January 3, 2011
If J Herbin Café des Isles is the color of coffee with cream, then Terre de Feu is the color of powdered cocoa. It is a lovely milk-chocolate ink with a slight reddish undertone – almost reminiscent of red clay. It possesses a low degree of saturation and a high degree of shading in even a fine nib pen.
As with most J Herbin inks, Terre de Feu is slightly watery – as a result, it flows easily, but does not provide significant level of lubrication between pen and paper. It is well-behaved in other respects, though. It exhibits a low level of show-through and no bleed-through at all on each of the papers I tested it against.
Dry time was average. On the slow-drying and non-absorbent Rhodia paper, it took 5 seconds to dry to the touch. On the absorbent and typically fast-drying Ecosystem paper, it took slightly longer, at 6 to 8 seconds. I’ve seen this behavior with occasional inks, and it always startles me. Feathering was atypically low for J Herbin inks on both papers, which is nice to see.
Water resistance was generally low. In the smear test, in which I run a wet finger across the page, the red-brown dyes ran easily, creating a lovely smudge on the page. The drip test, in which I let several drops of water soak into the page for a minute before blotting them up, pulled the red-brown dye right off the paper, leaving a ghostly grey line behind.
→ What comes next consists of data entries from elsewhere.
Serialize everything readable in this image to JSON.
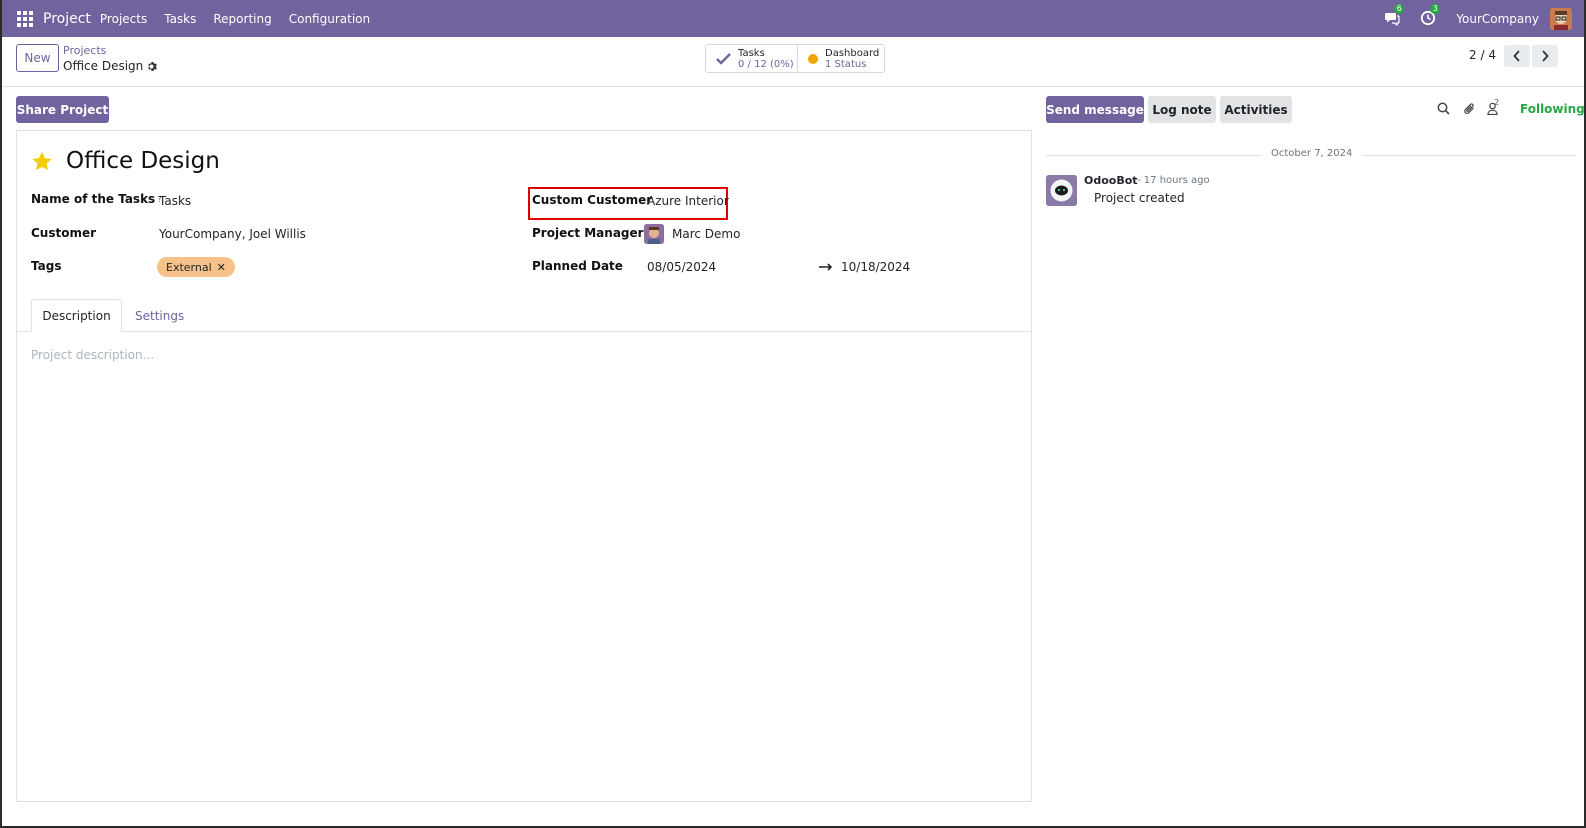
{
  "navbar": {
    "app_name": "Project",
    "menu": [
      "Projects",
      "Tasks",
      "Reporting",
      "Configuration"
    ],
    "messages_badge": "6",
    "activities_badge": "3",
    "company": "YourCompany"
  },
  "control": {
    "new_label": "New",
    "breadcrumb_parent": "Projects",
    "breadcrumb_current": "Office Design",
    "tasks_label": "Tasks",
    "tasks_value": "0 / 12 (0%)",
    "dashboard_label": "Dashboard",
    "dashboard_value": "1 Status",
    "pager": "2 / 4"
  },
  "form": {
    "share_label": "Share Project",
    "title": "Office Design",
    "name_of_tasks_label": "Name of the Tasks",
    "name_of_tasks_help": "?",
    "name_of_tasks_value": "Tasks",
    "customer_label": "Customer",
    "customer_value": "YourCompany, Joel Willis",
    "tags_label": "Tags",
    "tags": [
      "External"
    ],
    "custom_customer_label": "Custom Customer",
    "custom_customer_value": "Azure Interior",
    "project_manager_label": "Project Manager",
    "project_manager_value": "Marc Demo",
    "planned_date_label": "Planned Date",
    "planned_date_start": "08/05/2024",
    "planned_date_end": "10/18/2024",
    "tabs": [
      "Description",
      "Settings"
    ],
    "description_placeholder": "Project description..."
  },
  "chatter": {
    "send_message": "Send message",
    "log_note": "Log note",
    "activities": "Activities",
    "followers_count": "2",
    "following": "Following",
    "date": "October 7, 2024",
    "messages": [
      {
        "author": "OdooBot",
        "time": "- 17 hours ago",
        "body": "Project created"
      }
    ]
  },
  "colors": {
    "brand": "#71639e",
    "following": "#28a745",
    "star": "#f3cc00",
    "tag": "#f6c28a",
    "highlight": "#e00000"
  }
}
The results of the soak test, in which I run the paper under a stream of water for thirty seconds, were better than I anticipated. While the red-brown dye washed off almost immediately, it left behind a light grey line that is similar to a pencil line. As a result, a catastrophic encounter with water might not completely obliterate one’s work. However, I wouldn’t use Terre de Feu with anything I intended to resist the elements, like the outside of an envelope.
J. Herbin fountain pen inks come in a 30ml bottle with an integrated pen rest that is suitable for displaying on top of one’s desk.
Brown inks are a versatile lot. It is a relatively conservative color, so one could quite likely use it for business purposes. It reads easily on white and off-white paper, and therefore works well for journaling or personal correspondence. This ink, in particular, is lovely for calligraphy and other artistic endeavors, with a rich, earthy character hiding under its surface.
I like J Herbin Terre de Feu more than Café des Isles. It is a versatile ink that walks the line between conservative and bold, and the red undertones are evocative and lovely. While the water resistance is low, it is otherwise a delightful ink to use, and, for those that like brown ink, is a worthwhile addition to your collection.
Review materials: For the wide strokes, I used a Lamy 1.1mm steel calligraphy nib in a Lamy Safari. For the narrow strokes, I used an EF steel nib in a Lamy Safari. The paper is Rhodia 80gsm from a No. 16 Bloc Pad.